Here's an algebraic approach to this problem.

6.1 - Find the multiplicative inverses of the non-zero elements in $Z_7$.

In any system: . $1\cdot1 \equiv 1 \pmod{n}$
. . 1 is its own inverse.

Inverse of 2

We want: . $2x \:\equiv\:1 \pmod 7$

. . That is: . $2x \:=\:7n+1$ . . . $2x$ is one more than a multiple of 7.

. . Then: . $x \:=\:\frac{7n+1}{2} \:=\:3n + \frac{n+1}{2}$

Since $x$ is a positive integer, $n+1$ must be divisible by 2.
The first time this happens is when $n = 1$

Hence: . $x \:=\:3(1) + \frac{1+1}{2} \:=\:4$

Therefore, 4 is the inverse of 2 ... and 2 is the inverse of 4.

Inverse of 3

We want: . $3x \:\equiv\:1 \pmod 7$

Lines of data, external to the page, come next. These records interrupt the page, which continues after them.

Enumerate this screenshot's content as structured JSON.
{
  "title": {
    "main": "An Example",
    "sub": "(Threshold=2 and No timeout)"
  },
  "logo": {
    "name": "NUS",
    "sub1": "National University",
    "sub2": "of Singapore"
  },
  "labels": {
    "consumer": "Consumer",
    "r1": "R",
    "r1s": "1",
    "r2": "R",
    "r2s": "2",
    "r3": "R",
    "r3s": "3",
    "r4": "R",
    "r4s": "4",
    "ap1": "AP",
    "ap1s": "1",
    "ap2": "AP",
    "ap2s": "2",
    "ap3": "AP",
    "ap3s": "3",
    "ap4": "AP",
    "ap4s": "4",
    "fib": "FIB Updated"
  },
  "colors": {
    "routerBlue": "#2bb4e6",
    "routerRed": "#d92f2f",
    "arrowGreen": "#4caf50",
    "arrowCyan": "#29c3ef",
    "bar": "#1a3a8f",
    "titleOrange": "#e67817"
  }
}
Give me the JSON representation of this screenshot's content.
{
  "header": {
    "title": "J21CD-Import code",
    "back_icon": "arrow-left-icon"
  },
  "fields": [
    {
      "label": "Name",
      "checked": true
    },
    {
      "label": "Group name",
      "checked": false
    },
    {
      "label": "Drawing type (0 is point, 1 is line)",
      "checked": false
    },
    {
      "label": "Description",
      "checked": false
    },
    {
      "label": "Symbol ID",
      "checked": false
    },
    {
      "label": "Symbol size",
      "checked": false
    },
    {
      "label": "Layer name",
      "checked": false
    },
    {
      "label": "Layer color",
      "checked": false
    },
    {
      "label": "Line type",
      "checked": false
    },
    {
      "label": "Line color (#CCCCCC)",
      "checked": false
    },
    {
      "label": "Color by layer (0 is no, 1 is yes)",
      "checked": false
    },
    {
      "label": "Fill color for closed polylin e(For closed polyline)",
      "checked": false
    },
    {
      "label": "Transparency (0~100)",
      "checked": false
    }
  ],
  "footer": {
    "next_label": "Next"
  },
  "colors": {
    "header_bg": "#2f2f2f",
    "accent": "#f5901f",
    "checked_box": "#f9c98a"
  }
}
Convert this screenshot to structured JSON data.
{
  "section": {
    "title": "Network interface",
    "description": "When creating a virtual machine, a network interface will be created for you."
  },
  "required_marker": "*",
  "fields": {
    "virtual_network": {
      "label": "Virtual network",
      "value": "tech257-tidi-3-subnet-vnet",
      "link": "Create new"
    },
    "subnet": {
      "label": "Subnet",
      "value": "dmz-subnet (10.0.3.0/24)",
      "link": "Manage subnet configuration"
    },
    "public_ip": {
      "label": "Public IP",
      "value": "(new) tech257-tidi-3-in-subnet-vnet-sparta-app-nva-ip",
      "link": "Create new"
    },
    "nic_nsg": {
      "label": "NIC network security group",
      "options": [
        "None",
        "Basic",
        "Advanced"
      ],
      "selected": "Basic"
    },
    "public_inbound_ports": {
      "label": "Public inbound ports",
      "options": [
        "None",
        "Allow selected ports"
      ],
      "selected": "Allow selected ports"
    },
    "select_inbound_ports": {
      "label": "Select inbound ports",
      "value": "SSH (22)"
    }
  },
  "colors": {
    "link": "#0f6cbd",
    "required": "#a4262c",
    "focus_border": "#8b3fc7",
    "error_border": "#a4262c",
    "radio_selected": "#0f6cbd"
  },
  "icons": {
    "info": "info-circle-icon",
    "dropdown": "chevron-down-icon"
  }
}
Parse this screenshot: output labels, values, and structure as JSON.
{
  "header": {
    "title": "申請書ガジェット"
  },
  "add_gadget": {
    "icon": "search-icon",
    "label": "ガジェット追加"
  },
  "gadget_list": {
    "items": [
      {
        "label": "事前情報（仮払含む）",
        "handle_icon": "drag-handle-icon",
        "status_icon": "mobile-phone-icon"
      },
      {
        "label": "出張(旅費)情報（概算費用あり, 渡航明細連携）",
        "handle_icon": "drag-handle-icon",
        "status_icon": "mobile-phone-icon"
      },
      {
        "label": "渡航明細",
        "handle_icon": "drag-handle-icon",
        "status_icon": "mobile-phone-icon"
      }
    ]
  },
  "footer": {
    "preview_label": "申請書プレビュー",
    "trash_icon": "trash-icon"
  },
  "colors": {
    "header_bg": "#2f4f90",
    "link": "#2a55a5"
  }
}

. . That is: . $3x \:=\:7n+1$ . . . $3x$ is one more than a multiple of 7.

. . Then: . $x \:=\:\frac{7n+1}{3} \:=\:2n + \frac{n+1}{3}$

Since $x$ is a positive integer, $n+1$ must be divisible by 3.
The first time this happens is when $n = 2$

Hence: . $x \:=\:2(2) + \frac{2+1}{3} \:=\:5$

Therefore, 5 is the inverse of 3 ... and 3 is the inverse of 5.

Inverse of 6

We want: . $6x \:\equiv\:1 \pmod 7$

. . That is: . $6x \:=\:7n+1$ . . . $6x$ is one more than a multiple of 7.

. . Then: . $x \:=\:\frac{7n+1}{6} \:=\:n + \frac{n+1}{6}$

Since $x$ is a positive integer, $n+1$ must be divisible by 6.
The first time this happens is when $n = 5$

Hence: . $x \:=\:5 + \frac{5+1}{6} \:=\:6$

Therefore, 6 is its own inverse.

. . . . $\begin{array}{|c|c|} \hline
\text{Number} & \text{Inverse} \\ \hline
1 & 1 \\ 2 & 4 \\ 3 & 5 \\ 4 & 2 \\ 5 & 3 \\ 6&6 \\ \hline \end{array}$

3. Originally Posted by Deadstar
Righto, i had to miss a lecture and the notes are just of skeleton form so they don't explain things well. Could someone tell me whats going on here from a tutorial Q i have.

6.1 - Find the multiplicative inverses of the non-zero elements in $Z_7$. (Just experimenting is probably easier than
using the Euclidean algorithm.)
hint/solution 6.1 - By experiment, 2.4 = 1, 3.5 = 16.6 = 1 and so 2,4 are
mutually inverse as are 3,5. The element 6 is its own inverse.

I assume the algorithm in question is the GCD one, but surely that means 16,6 and 2,4 would be 2..?

So... Whats going on here?
They said they are NOT using the Euclidean algorithm, "just experimenting". When they say 2.4= 1, 3.5= 16.6= 1, they are talking about the LCD but really mean the product: 2.4= 8=7+ 1 so is 1 mod 7. 3*5= 15= 2*7+1 so is 1 mod 7. I have no idea what the "16.6" is about! Perhaps they meant 6.6 and the "1" is a misprint: 6*6= 36= 5*7+1 so is 1 mod 7.

If they DID use the Euclidean Algorithm to find the mulitplicative inverse of, say, 6 mod 7, what they would have done would be
"iIf n is the multiplicative inverse of 6, mod 7, then 6n= 1 mod 7 which means 6n= 7m+ 1 for some integer m. That is the same as the Diophantine equation 6n- 7m= 1. Clearly that is true for m= n= -1 but it is also true for an m= -1+ 6k, n= -1+ 7k (because the "k" terms will cancel in the equation). Taking k= 1, m= 5 and n= 6: 6(6)- 5(7)= 1 so 6(6)= 5(7)+ 1. Of course, for small numbers it is, as they say, easier just to "experiment": 6(2)= 12= 5 mod 7; no. 6(3)= 18= 4 mod 7; no, 6(4)= 24= 3 mod 7; no, 6(5)= 30= 2 mod 7; no, 6(6)= 36= 1 mod 7. That's the one!